Software sources has been moved from a standalone entry in the System->Administration menu to being part of the ubuntu software centre. You will find it under the Edit menu.

I do think Ubuntu releases could do with some more comprehensive release notes which list changes like this, it took me a while to track things down.

Upgrading the Acer Aspire, 11.6" ZA3

The problem with this netbook is that it has the poulsbo video chipset. Despite being an intel chipset, the drivers are closed source. However, there is now reasonable support and repositories with the necessary fixes were already available.

After upgrading, just:

add-apt-repository ppa:gma500/ppa

and install the poulsbo goodies from there.

My upgrade on the netbook ran into a few problems. First, the installer told me it could not figure out the upgrade and told me it was probably due to third party stuff I had installed, but gave no clues as to which. If only I'd had the new softwar centre to allow me to browse what I'd installed from strange sources.

Happily, synaptic has a similar option. Using that, I guessed that it was the poulsbo goodies causing problems, so removed them and then fired up the installer. Success!

Now the install was going ok until I looked at the netbook and saw that everything seemed to have frozen. The window manager had crashed. Note to self, don't do a gui based upgrade after removing a bunch of the packages that your X server is using ;)

Sadly, I ended up killing the upgrade before I found the window asking me some question about which version of a config file I wanted. This had been hidden behind another window and, without a window manager running I couldn't see it.
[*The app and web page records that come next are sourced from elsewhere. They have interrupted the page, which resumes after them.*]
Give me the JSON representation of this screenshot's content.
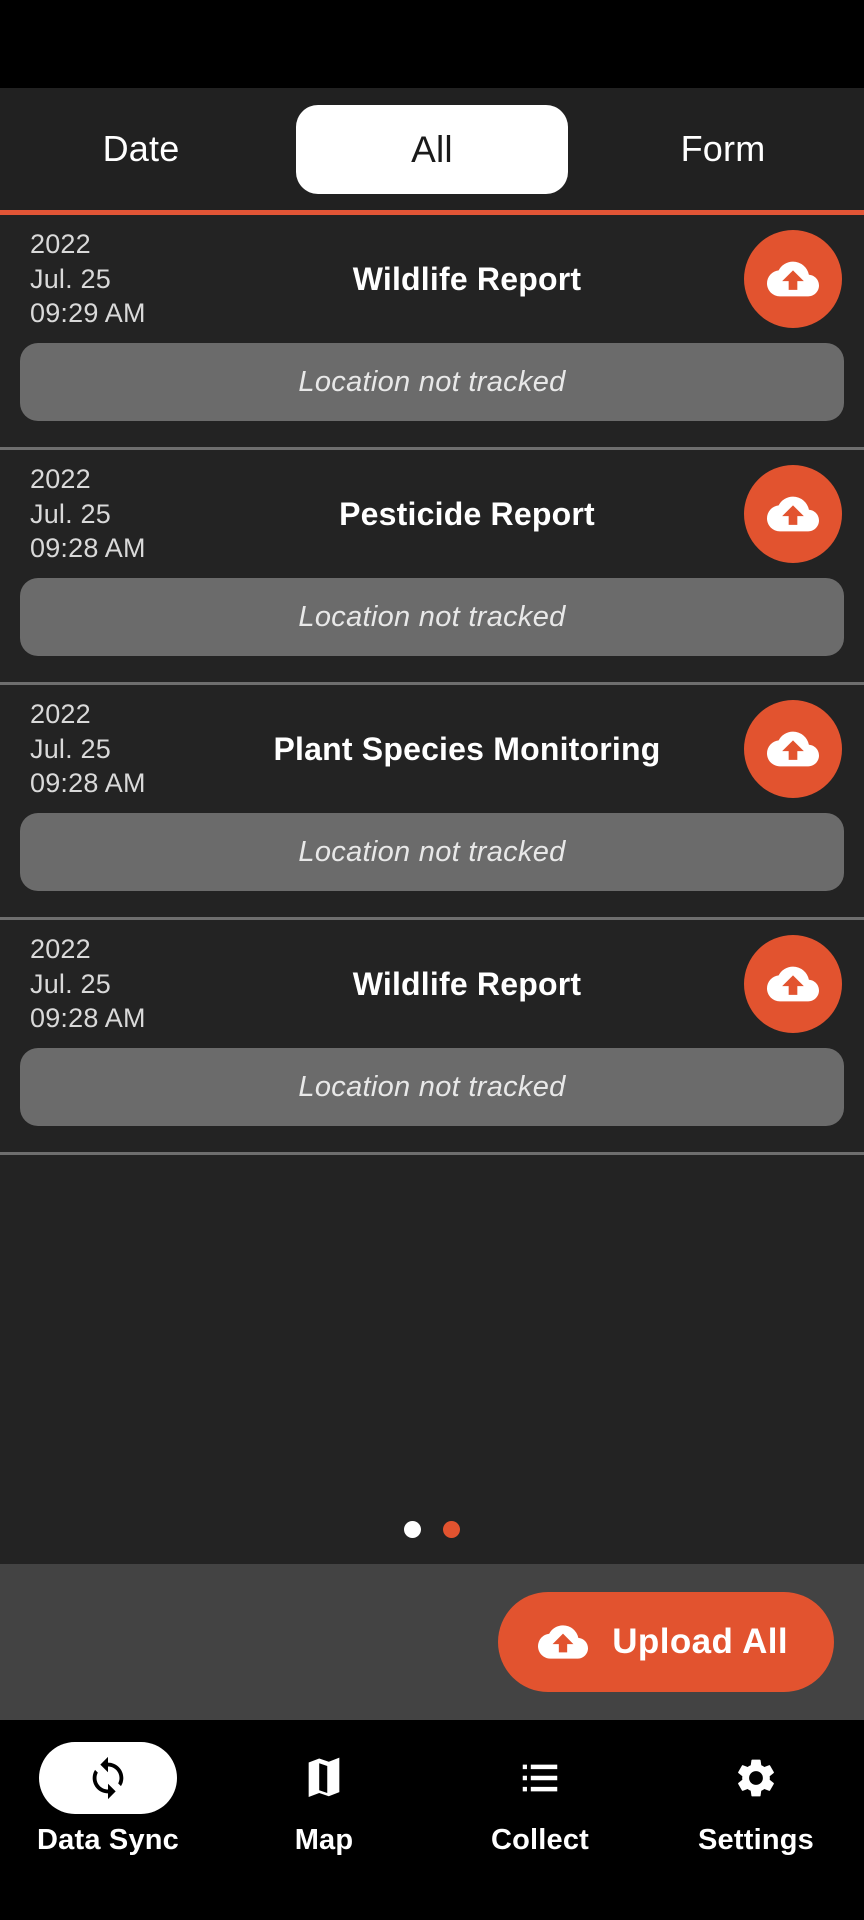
{
  "filter_tabs": [
    {
      "label": "Date",
      "active": false
    },
    {
      "label": "All",
      "active": true
    },
    {
      "label": "Form",
      "active": false
    }
  ],
  "accent_color": "#E2532F",
  "records": [
    {
      "year": "2022",
      "date": "Jul. 25",
      "time": "09:29 AM",
      "title": "Wildlife Report",
      "location": "Location not tracked",
      "upload_icon": "cloud-upload-icon"
    },
    {
      "year": "2022",
      "date": "Jul. 25",
      "time": "09:28 AM",
      "title": "Pesticide Report",
      "location": "Location not tracked",
      "upload_icon": "cloud-upload-icon"
    },
    {
      "year": "2022",
      "date": "Jul. 25",
      "time": "09:28 AM",
      "title": "Plant Species Monitoring",
      "location": "Location not tracked",
      "upload_icon": "cloud-upload-icon"
    },
    {
      "year": "2022",
      "date": "Jul. 25",
      "time": "09:28 AM",
      "title": "Wildlife Report",
      "location": "Location not tracked",
      "upload_icon": "cloud-upload-icon"
    }
  ],
  "pager": {
    "dots": [
      {
        "color": "#FFFFFF",
        "active": true
      },
      {
        "color": "#E2532F",
        "active": false
      }
    ]
  },
  "footer": {
    "upload_all_label": "Upload All",
    "upload_all_icon": "cloud-upload-icon"
  },
  "bottom_nav": [
    {
      "label": "Data Sync",
      "icon": "sync-icon",
      "active": true
    },
    {
      "label": "Map",
      "icon": "map-icon",
      "active": false
    },
    {
      "label": "Collect",
      "icon": "list-icon",
      "active": false
    },
    {
      "label": "Settings",
      "icon": "gear-icon",
      "active": false
    }
  ]
}
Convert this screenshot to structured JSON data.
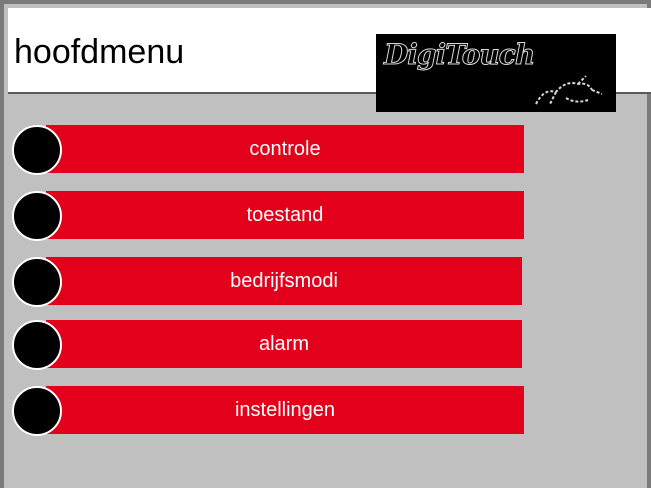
{
  "header": {
    "title": "hoofdmenu",
    "logo_text": "DigiTouch"
  },
  "menu": {
    "items": [
      {
        "label": "controle"
      },
      {
        "label": "toestand"
      },
      {
        "label": "bedrijfsmodi"
      },
      {
        "label": "alarm"
      },
      {
        "label": "instellingen"
      }
    ]
  },
  "colors": {
    "accent": "#e2001a",
    "background": "#c0c0c0",
    "knob": "#000000"
  }
}
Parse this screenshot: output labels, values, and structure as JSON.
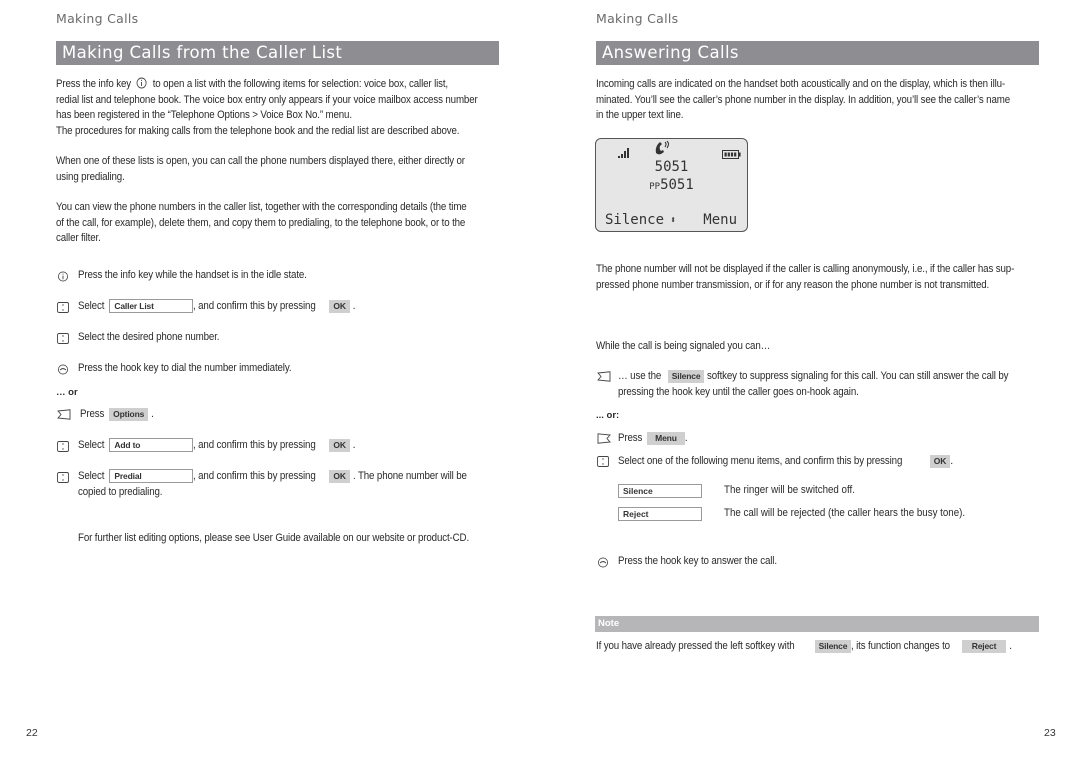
{
  "left_page": {
    "running_head": "Making Calls",
    "title": "Making Calls from the Caller List",
    "intro": {
      "line1_before_icon": "Press the info key",
      "line1_after_icon": "to open a list with the following items for selection: voice box, caller list,",
      "line2": "redial list and telephone book. The voice box entry only appears if your voice mailbox access number",
      "line3": "has been registered in the “Telephone Options > Voice Box No.” menu.",
      "line4": "The procedures for making calls from the telephone book and the redial list are described above."
    },
    "para2": {
      "line1": "When one of these lists is open, you can call the phone numbers displayed there, either directly or",
      "line2": "using predialing."
    },
    "para3": {
      "line1": "You can view the phone numbers in the caller list, together with the corresponding details (the time",
      "line2": "of the call, for example), delete them, and copy them to predialing, to the telephone book, or to the",
      "line3": "caller filter."
    },
    "steps": [
      {
        "icon": "info-key-icon",
        "text": "Press the info key while the handset is in the idle state."
      },
      {
        "icon": "nav-key-icon",
        "before": "Select",
        "field": "Caller List",
        "after": ", and confirm this by pressing",
        "key": "OK",
        "end": "."
      },
      {
        "icon": "nav-key-icon",
        "text": "Select the desired phone number."
      },
      {
        "icon": "hook-key-icon",
        "text": "Press the hook key to dial the number immediately."
      }
    ],
    "or_label": "… or",
    "alt_steps": [
      {
        "icon": "left-softkey-icon",
        "before": "Press",
        "key": "Options",
        "end": "."
      },
      {
        "icon": "nav-key-icon",
        "before": "Select",
        "field": "Add to",
        "after": ", and confirm this by pressing",
        "key": "OK",
        "end": "."
      },
      {
        "icon": "nav-key-icon",
        "before": "Select",
        "field": "Predial",
        "after": ", and confirm this by pressing",
        "key": "OK",
        "end": ". The phone number will be",
        "line2": "copied to predialing."
      }
    ],
    "footer_note": "For further list editing options, please see User Guide available on our website or product-CD.",
    "page_number": "22"
  },
  "right_page": {
    "running_head": "Making Calls",
    "title": "Answering Calls",
    "intro": {
      "line1": "Incoming calls are indicated on the handset both acoustically and on the display, which is then illu-",
      "line2": "minated. You’ll see the caller’s phone number in the display. In addition, you’ll see the caller’s name",
      "line3": "in the upper text line."
    },
    "display": {
      "icons": [
        "signal-strength-icon",
        "ringing-handset-icon",
        "battery-icon"
      ],
      "number": "5051",
      "name_prefix": "PP",
      "name_number": "5051",
      "left_softkey": "Silence",
      "nav_indicator": "⬍",
      "right_softkey": "Menu"
    },
    "anon": {
      "line1": "The phone number will not be displayed if the caller is calling anonymously, i.e., if the caller has sup-",
      "line2": "pressed phone number transmission, or if for any reason the phone number is not transmitted."
    },
    "while_signaled": "While the call is being signaled you can…",
    "silence_step": {
      "before": "… use the",
      "key": "Silence",
      "after": "softkey to suppress signaling for this call. You can still answer the call by",
      "line2": "pressing the hook key until the caller goes on-hook again."
    },
    "or_label": "... or:",
    "menu_step": {
      "before": "Press",
      "key": "Menu",
      "end": "."
    },
    "select_step": {
      "before": "Select one of the following menu items, and confirm this by pressing",
      "key": "OK",
      "end": "."
    },
    "options": [
      {
        "field": "Silence",
        "desc": "The ringer will be switched off."
      },
      {
        "field": "Reject",
        "desc": "The call will be rejected (the caller hears the busy tone)."
      }
    ],
    "hook_step": "Press the hook key to answer the call.",
    "note": {
      "label": "Note",
      "before": "If you have already pressed the left softkey with",
      "key1": "Silence",
      "middle": ", its function changes to",
      "key2": "Reject",
      "end": "."
    },
    "page_number": "23"
  }
}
The good news was that I was able to complete the upgrade using apt-get commands from the command line. A reboot got me to a console, I then added the poulsbo goodies, rebooted once more and all was good.